"Well, the tests overall were not that great"
She turned and wrote two letters on the board.
Then turned back to a room full of stunned 16 year olds and said "Be Specific."
In the world of academia where length is key being specific sometimes gets lost in our quest to fill pages and pages of blue books or to type 10 pages of words that have some meaning. The MSM seems to have a similar problem in their search for brevity (or is it their search for ratings)
Today on the NYT's health page I see two quotes that are shall we say slightly less than music to my ears.
"Many Americans are taking an active role in their own deaths, "
Many huh, HOw many? Oh... further down in the article we find out we don't actually know how many americans have had an assisted suicide. But the gallup poll says

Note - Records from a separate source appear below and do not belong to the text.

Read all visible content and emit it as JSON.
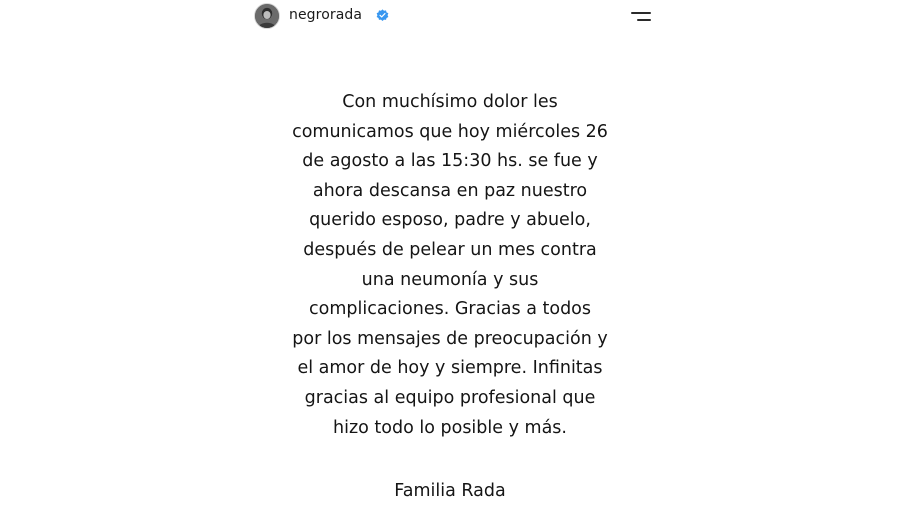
{
  "header": {
    "username": "negrorada",
    "verified": true,
    "avatar_icon": "profile-avatar",
    "menu_icon": "hamburger-menu-icon"
  },
  "post": {
    "message_lines": [
      "Con muchísimo dolor les",
      "comunicamos que hoy miércoles 26",
      "de agosto a las 15:30 hs. se fue y",
      "ahora descansa en paz nuestro",
      "querido esposo, padre y abuelo,",
      "después de pelear un mes contra",
      "una neumonía y sus",
      "complicaciones. Gracias a todos",
      "por los mensajes de preocupación y",
      "el amor de hoy y siempre. Infinitas",
      "gracias al equipo profesional que",
      "hizo todo lo posible y más."
    ],
    "signature": "Familia Rada"
  },
  "colors": {
    "background": "#ffffff",
    "text": "#151515",
    "verified_badge": "#3897f0"
  }
}
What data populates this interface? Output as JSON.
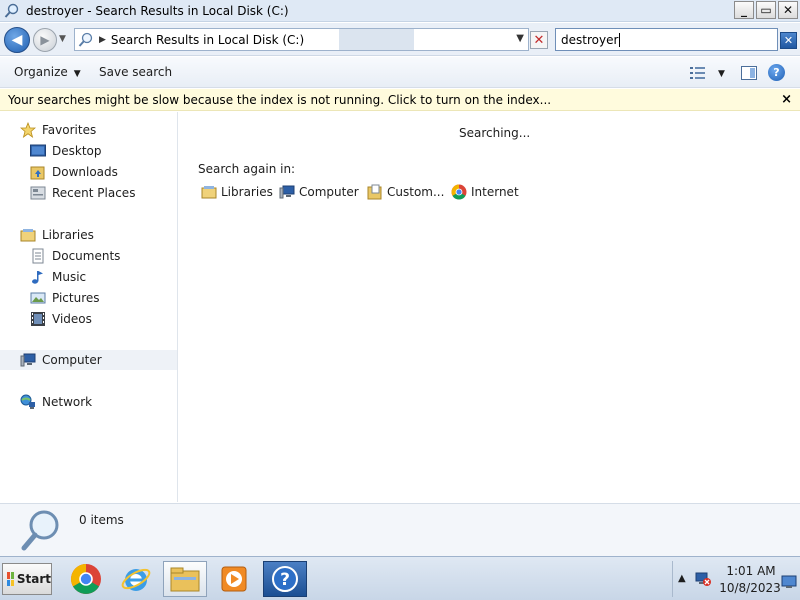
{
  "window": {
    "title": "destroyer - Search Results in Local Disk (C:)",
    "minimize_label": "_",
    "maximize_label": "▭",
    "close_label": "✕"
  },
  "addressbar": {
    "breadcrumb": "Search Results in Local Disk (C:)",
    "search_value": "destroyer"
  },
  "commandbar": {
    "organize": "Organize",
    "save_search": "Save search"
  },
  "infobar": {
    "message": "Your searches might be slow because the index is not running.  Click to turn on the index...",
    "close": "×"
  },
  "navigation": {
    "favorites": "Favorites",
    "desktop": "Desktop",
    "downloads": "Downloads",
    "recent_places": "Recent Places",
    "libraries": "Libraries",
    "documents": "Documents",
    "music": "Music",
    "pictures": "Pictures",
    "videos": "Videos",
    "computer": "Computer",
    "network": "Network"
  },
  "content": {
    "status": "Searching...",
    "search_again_label": "Search again in:",
    "search_again": {
      "libraries": "Libraries",
      "computer": "Computer",
      "custom": "Custom...",
      "internet": "Internet"
    }
  },
  "details": {
    "count": "0 items"
  },
  "taskbar": {
    "start": "Start",
    "time": "1:01 AM",
    "date": "10/8/2023"
  },
  "colors": {
    "accent": "#1f5fb1",
    "infobar_bg": "#fffbdd",
    "title_bg": "#dfe9f5"
  }
}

"In a 2004 Gallup survey, 65 percent agreed that a doctor should be allowed to assist a suicide "when a person has a disease that cannot be cured and is living in pain," up from 52 percent in 1996. "Oh so, what we actually know is that 65% of american's think that assisted suicide can be okay. But we don't know how many are taking an active role in their own deaths. (by the way, isn't there something else you could be covering besides contributing to the insane media frenzy over Terri Sciavo. I almost miss daily coverage of the artist formerly known as the king of pop's bowel movements.)
"More Celebrities Finding Roles as Antidepressant Advocates"
OKay, more than what? More than two days ago? Please. You're killing me.
Other words I hate. Less, increased, fewer, higher, few, most... the list goes on and on.
These words tell us NOTHING they don't give us any information unless they are followed up or preceeded by actual facts and actual numbers. I could say that I have more money today than I did a year ago. But In actual fact I have about 5 dollars more. Sounds nice, but in reality all I can get with it is a value meal from the McDrivethru.
So I say to the media. B S, be specific.